|US4850913 *||Sep 18, 1987||Jul 25, 1989||Packaging Industries Group, Inc.||Sports board having a slick film surface and method for making|
|US5882776 *||Jul 9, 1996||Mar 16, 1999||Sentinel Products Corp.||Laminated foam structures with enhanced properties|
|Citing Patent||Filing date||Publication date||Applicant||Title|
|US7503820 *||Oct 5, 2004||Mar 17, 2009||Wah Kan Cheung||Multi-layered sports board|
|US9248889 *||Apr 17, 2013||Feb 2, 2016||Nathan Brouwer||Stand-up paddle board and method of manufacture|
|US20060073325 *||Oct 5, 2004||Apr 6, 2006||Bamba International (Canada) Ltd.||Multi-layered sports board|
|US20080032575 *||Aug 7, 2006||Feb 7, 2008||Wyrsta Michael D||Impact resistant surfboard|
|US20140315453 *||Apr 17, 2013||Oct 23, 2014||Nathan Brouwer||Stand-Up Paddle Board and Method of Manufacture|
|U.S. Classification||441/74, 114/357|
|International Classification||B63B1/00, B63B35/81, B63B35/79|
|Jan 4, 2006||AS||Assignment|
Owner name: BAMBA INTERNATIONAL (CANADA) LTD., CANADA
Free format text: ASSIGNMENT OF ASSIGNORS INTEREST;ASSIGNOR:CHEUNG, WAH KAN;REEL/FRAME:017416/0701
Effective date: 20051223
|Aug 20, 2009||AS||Assignment|
Owner name: CHEUNG, WAH KAN, CANADA
Free format text: ASSIGNMENT OF ASSIGNORS INTEREST;ASSIGNORS:OCEANTIS SPORTS INC., A CALIFORNIA CORP.;BAMBA INTERNATIONAL (CANADA) LTD.;REEL/FRAME:023263/0598
Effective date: 20090725
|Jul 11, 2011||REMI||Maintenance fee reminder mailed|
|Jul 22, 2011||SULP||Surcharge for late payment|
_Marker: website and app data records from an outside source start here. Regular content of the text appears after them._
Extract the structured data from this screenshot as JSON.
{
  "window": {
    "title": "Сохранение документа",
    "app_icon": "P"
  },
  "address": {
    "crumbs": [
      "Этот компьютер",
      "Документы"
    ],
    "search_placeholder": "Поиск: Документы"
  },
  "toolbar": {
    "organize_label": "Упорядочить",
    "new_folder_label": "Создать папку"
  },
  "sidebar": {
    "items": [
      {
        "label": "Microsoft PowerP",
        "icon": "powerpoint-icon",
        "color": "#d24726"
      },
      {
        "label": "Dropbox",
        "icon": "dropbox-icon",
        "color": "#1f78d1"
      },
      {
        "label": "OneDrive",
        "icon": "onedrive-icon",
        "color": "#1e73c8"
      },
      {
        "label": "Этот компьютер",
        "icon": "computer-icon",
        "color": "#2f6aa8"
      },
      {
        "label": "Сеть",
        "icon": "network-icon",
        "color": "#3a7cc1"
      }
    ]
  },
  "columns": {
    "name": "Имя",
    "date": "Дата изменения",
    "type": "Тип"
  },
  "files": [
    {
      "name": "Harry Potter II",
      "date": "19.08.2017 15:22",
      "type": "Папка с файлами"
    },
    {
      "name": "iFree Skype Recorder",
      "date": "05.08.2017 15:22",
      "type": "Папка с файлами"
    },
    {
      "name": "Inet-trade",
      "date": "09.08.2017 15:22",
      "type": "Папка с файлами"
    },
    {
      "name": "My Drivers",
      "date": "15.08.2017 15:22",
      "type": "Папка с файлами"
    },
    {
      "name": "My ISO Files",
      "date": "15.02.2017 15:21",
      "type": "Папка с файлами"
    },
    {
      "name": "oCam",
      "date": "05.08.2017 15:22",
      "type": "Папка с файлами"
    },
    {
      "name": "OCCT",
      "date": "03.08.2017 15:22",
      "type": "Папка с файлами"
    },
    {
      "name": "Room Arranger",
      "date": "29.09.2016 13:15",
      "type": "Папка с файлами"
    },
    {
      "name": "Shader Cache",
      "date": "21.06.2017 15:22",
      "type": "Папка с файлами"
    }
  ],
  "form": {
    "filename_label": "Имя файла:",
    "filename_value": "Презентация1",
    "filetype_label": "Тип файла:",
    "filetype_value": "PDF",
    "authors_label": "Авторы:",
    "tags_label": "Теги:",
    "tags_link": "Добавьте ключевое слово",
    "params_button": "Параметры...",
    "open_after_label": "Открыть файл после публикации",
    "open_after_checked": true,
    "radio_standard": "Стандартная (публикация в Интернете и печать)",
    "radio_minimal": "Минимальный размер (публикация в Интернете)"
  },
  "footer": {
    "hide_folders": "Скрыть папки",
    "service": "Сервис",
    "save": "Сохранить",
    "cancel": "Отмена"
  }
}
|Jul 22, 2011||FPAY||Fee payment|
Year of fee payment: 4
|Jan 9, 2015||FPAY||Fee payment|
Year of fee payment: 8